Algae technology developed by South Africa’s Nelson Mandela Metropolitan University (NMMU) that could turn millions of tonnes of coal dust wasted annually in the country and elsewhere into high quality clean coal was publically demonstrated in South Africa in late January 2014.
One of the main areas of research at NMMU’s institute of chemical technology, InnoVenton, has been the conversion of waste coal into a usable high quality clean coal using algal biomass. Researchers have found that the microalgae can be combined with coal and charcoal and acts as an excellent binder for fine coal.
“If you mix coal dust and algae biomass, the algae adsorps onto the surface of the coal and binds the dust together,” InnoVenton’s professor Ben Zeelie says. The result is a coal-algae composite, for which the name Coalgae has been coined.
The Coalgae composites may be used as a substitute in applications that require coal, or may be further processed through a variety of additional technologies, such as pyrolysis (heating in the absence of oxygen). The result of the additional processing is a bio-fossil crude oil blend that may be processed into a variety of fuels, including gasoline, diesel, kerosene, aviation fuel, and heavy fuel oil.
Carbon sequestration, the upgrading of low grade coal and the production of clean water (a spin-off of the process) are among the advantages of the production of Coalgae, which, along with the production of the bio-crude oil, have presented commercial opportunities.
Consulting engineering firm Hatch-Goba recently completed a pre-feasibility engineering study on the microalgae technologies, which has resulted in a robust and cost-effective design for Coalgae production on a semi- and full commercial scale. A full feasibility study will be conducted in early 2014.

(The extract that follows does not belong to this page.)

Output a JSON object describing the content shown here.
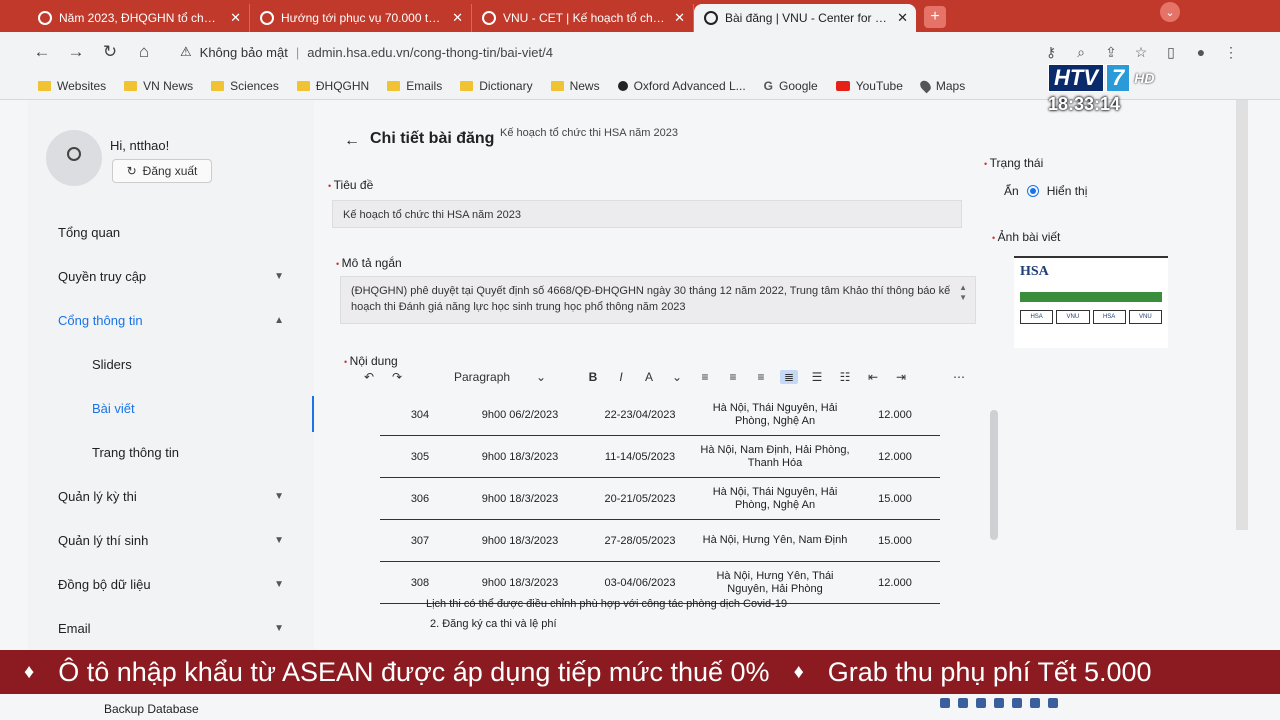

Aspects of Coalgae technology demonstrated at the public showing included the cultivation of microalgae (in the closed photo-bioreactor system developed by NMMU), the use of coal-generated flue gas to meet the microalgae’s need for carbon dioxide and fixed nitrogen, the harvesting of the microalgae, the production of the coal-microalgae composites, and their conversion into raw bio-crude oil.